__PROBLEM__
Each record needs to be echoed exactly; can you do that?
Segment Start: ENTRIES SHOWN
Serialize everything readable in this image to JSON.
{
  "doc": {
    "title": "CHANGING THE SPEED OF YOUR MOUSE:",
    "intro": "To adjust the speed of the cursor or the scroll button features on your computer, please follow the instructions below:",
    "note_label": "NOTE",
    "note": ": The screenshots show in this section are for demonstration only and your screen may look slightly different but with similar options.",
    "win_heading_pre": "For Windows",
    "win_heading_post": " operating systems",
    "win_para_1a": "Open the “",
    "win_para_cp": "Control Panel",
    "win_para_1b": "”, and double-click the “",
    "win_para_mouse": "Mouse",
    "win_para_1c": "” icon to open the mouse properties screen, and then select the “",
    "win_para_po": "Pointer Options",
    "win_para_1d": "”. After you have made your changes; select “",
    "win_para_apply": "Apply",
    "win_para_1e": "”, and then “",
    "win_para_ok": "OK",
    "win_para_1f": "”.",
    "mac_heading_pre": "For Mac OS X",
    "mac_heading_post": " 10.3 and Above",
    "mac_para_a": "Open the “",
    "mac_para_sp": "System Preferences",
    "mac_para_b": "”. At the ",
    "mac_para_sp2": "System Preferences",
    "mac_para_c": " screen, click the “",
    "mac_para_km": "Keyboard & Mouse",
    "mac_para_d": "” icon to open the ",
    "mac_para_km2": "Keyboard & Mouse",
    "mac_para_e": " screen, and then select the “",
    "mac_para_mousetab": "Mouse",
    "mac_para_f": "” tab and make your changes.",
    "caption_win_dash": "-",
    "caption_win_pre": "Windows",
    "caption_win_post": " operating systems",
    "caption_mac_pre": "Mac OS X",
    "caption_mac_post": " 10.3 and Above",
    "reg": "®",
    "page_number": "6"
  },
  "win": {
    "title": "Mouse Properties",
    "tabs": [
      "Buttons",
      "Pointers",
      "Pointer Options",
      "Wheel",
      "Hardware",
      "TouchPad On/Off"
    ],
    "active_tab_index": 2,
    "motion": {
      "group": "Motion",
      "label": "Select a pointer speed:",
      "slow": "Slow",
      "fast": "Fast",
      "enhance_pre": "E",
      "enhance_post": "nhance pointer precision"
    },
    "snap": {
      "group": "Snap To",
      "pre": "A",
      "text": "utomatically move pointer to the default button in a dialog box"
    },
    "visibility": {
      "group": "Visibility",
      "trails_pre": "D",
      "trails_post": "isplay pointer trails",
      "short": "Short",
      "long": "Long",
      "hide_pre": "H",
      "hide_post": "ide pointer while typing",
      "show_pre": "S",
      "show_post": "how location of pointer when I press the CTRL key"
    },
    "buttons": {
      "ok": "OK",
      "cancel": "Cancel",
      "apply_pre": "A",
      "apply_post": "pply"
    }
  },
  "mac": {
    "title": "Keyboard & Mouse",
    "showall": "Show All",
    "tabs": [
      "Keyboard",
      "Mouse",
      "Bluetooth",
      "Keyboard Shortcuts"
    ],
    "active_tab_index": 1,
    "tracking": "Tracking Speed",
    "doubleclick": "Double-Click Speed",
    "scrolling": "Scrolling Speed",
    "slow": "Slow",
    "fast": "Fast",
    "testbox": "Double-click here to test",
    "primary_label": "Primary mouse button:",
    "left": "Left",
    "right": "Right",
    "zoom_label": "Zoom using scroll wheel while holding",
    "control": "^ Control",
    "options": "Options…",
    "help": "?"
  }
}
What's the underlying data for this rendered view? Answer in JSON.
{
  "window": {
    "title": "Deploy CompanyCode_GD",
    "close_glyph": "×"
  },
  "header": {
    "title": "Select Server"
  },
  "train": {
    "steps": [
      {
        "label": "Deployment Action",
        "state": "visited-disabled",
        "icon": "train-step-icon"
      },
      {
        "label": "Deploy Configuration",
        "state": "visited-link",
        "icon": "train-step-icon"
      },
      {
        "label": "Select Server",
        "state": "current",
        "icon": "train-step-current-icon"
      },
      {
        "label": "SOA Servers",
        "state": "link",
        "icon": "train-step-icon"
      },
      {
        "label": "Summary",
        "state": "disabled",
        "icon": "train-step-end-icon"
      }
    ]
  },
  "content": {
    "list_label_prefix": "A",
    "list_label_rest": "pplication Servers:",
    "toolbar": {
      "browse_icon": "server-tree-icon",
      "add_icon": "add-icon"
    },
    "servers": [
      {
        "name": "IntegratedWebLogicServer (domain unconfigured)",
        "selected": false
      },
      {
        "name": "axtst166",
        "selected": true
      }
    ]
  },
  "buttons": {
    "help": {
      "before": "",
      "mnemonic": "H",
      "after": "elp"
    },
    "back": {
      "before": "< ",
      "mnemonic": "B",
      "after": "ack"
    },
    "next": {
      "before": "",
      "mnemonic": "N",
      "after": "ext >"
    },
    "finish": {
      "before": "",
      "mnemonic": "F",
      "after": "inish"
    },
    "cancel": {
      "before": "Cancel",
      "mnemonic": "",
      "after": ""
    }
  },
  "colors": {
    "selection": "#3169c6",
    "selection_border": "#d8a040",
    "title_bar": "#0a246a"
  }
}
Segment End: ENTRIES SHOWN
__FINISHED EXERCISE__
Serialize everything readable in this image to JSON.
{
  "doc": {
    "title": "CHANGING THE SPEED OF YOUR MOUSE:",
    "intro": "To adjust the speed of the cursor or the scroll button features on your computer, please follow the instructions below:",
    "note_label": "NOTE",
    "note": ": The screenshots show in this section are for demonstration only and your screen may look slightly different but with similar options.",
    "win_heading_pre": "For Windows",
    "win_heading_post": " operating systems",
    "win_para_1a": "Open the “",
    "win_para_cp": "Control Panel",
    "win_para_1b": "”, and double-click the “",
    "win_para_mouse": "Mouse",
    "win_para_1c": "” icon to open the mouse properties screen, and then select the “",
    "win_para_po": "Pointer Options",
    "win_para_1d": "”. After you have made your changes; select “",
    "win_para_apply": "Apply",
    "win_para_1e": "”, and then “",
    "win_para_ok": "OK",
    "win_para_1f": "”.",
    "mac_heading_pre": "For Mac OS X",
    "mac_heading_post": " 10.3 and Above",
    "mac_para_a": "Open the “",
    "mac_para_sp": "System Preferences",
    "mac_para_b": "”. At the ",
    "mac_para_sp2": "System Preferences",
    "mac_para_c": " screen, click the “",
    "mac_para_km": "Keyboard & Mouse",
    "mac_para_d": "” icon to open the ",
    "mac_para_km2": "Keyboard & Mouse",
    "mac_para_e": " screen, and then select the “",
    "mac_para_mousetab": "Mouse",
    "mac_para_f": "” tab and make your changes.",
    "caption_win_dash": "-",
    "caption_win_pre": "Windows",
    "caption_win_post": " operating systems",
    "caption_mac_pre": "Mac OS X",
    "caption_mac_post": " 10.3 and Above",
    "reg": "®",
    "page_number": "6"
  },
  "win": {
    "title": "Mouse Properties",
    "tabs": [
      "Buttons",
      "Pointers",
      "Pointer Options",
      "Wheel",
      "Hardware",
      "TouchPad On/Off"
    ],
    "active_tab_index": 2,
    "motion": {
      "group": "Motion",
      "label": "Select a pointer speed:",
      "slow": "Slow",
      "fast": "Fast",
      "enhance_pre": "E",
      "enhance_post": "nhance pointer precision"
    },
    "snap": {
      "group": "Snap To",
      "pre": "A",
      "text": "utomatically move pointer to the default button in a dialog box"
    },
    "visibility": {
      "group": "Visibility",
      "trails_pre": "D",
      "trails_post": "isplay pointer trails",
      "short": "Short",
      "long": "Long",
      "hide_pre": "H",
      "hide_post": "ide pointer while typing",
      "show_pre": "S",
      "show_post": "how location of pointer when I press the CTRL key"
    },
    "buttons": {
      "ok": "OK",
      "cancel": "Cancel",
      "apply_pre": "A",
      "apply_post": "pply"
    }
  },
  "mac": {
    "title": "Keyboard & Mouse",
    "showall": "Show All",
    "tabs": [
      "Keyboard",
      "Mouse",
      "Bluetooth",
      "Keyboard Shortcuts"
    ],
    "active_tab_index": 1,
    "tracking": "Tracking Speed",
    "doubleclick": "Double-Click Speed",
    "scrolling": "Scrolling Speed",
    "slow": "Slow",
    "fast": "Fast",
    "testbox": "Double-click here to test",
    "primary_label": "Primary mouse button:",
    "left": "Left",
    "right": "Right",
    "zoom_label": "Zoom using scroll wheel while holding",
    "control": "^ Control",
    "options": "Options…",
    "help": "?"
  }
}
What's the underlying data for this rendered view? Answer in JSON.
{
  "window": {
    "title": "Deploy CompanyCode_GD",
    "close_glyph": "×"
  },
  "header": {
    "title": "Select Server"
  },
  "train": {
    "steps": [
      {
        "label": "Deployment Action",
        "state": "visited-disabled",
        "icon": "train-step-icon"
      },
      {
        "label": "Deploy Configuration",
        "state": "visited-link",
        "icon": "train-step-icon"
      },
      {
        "label": "Select Server",
        "state": "current",
        "icon": "train-step-current-icon"
      },
      {
        "label": "SOA Servers",
        "state": "link",
        "icon": "train-step-icon"
      },
      {
        "label": "Summary",
        "state": "disabled",
        "icon": "train-step-end-icon"
      }
    ]
  },
  "content": {
    "list_label_prefix": "A",
    "list_label_rest": "pplication Servers:",
    "toolbar": {
      "browse_icon": "server-tree-icon",
      "add_icon": "add-icon"
    },
    "servers": [
      {
        "name": "IntegratedWebLogicServer (domain unconfigured)",
        "selected": false
      },
      {
        "name": "axtst166",
        "selected": true
      }
    ]
  },
  "buttons": {
    "help": {
      "before": "",
      "mnemonic": "H",
      "after": "elp"
    },
    "back": {
      "before": "< ",
      "mnemonic": "B",
      "after": "ack"
    },
    "next": {
      "before": "",
      "mnemonic": "N",
      "after": "ext >"
    },
    "finish": {
      "before": "",
      "mnemonic": "F",
      "after": "inish"
    },
    "cancel": {
      "before": "Cancel",
      "mnemonic": "",
      "after": ""
    }
  },
  "colors": {
    "selection": "#3169c6",
    "selection_border": "#d8a040",
    "title_bar": "#0a246a"
  }
}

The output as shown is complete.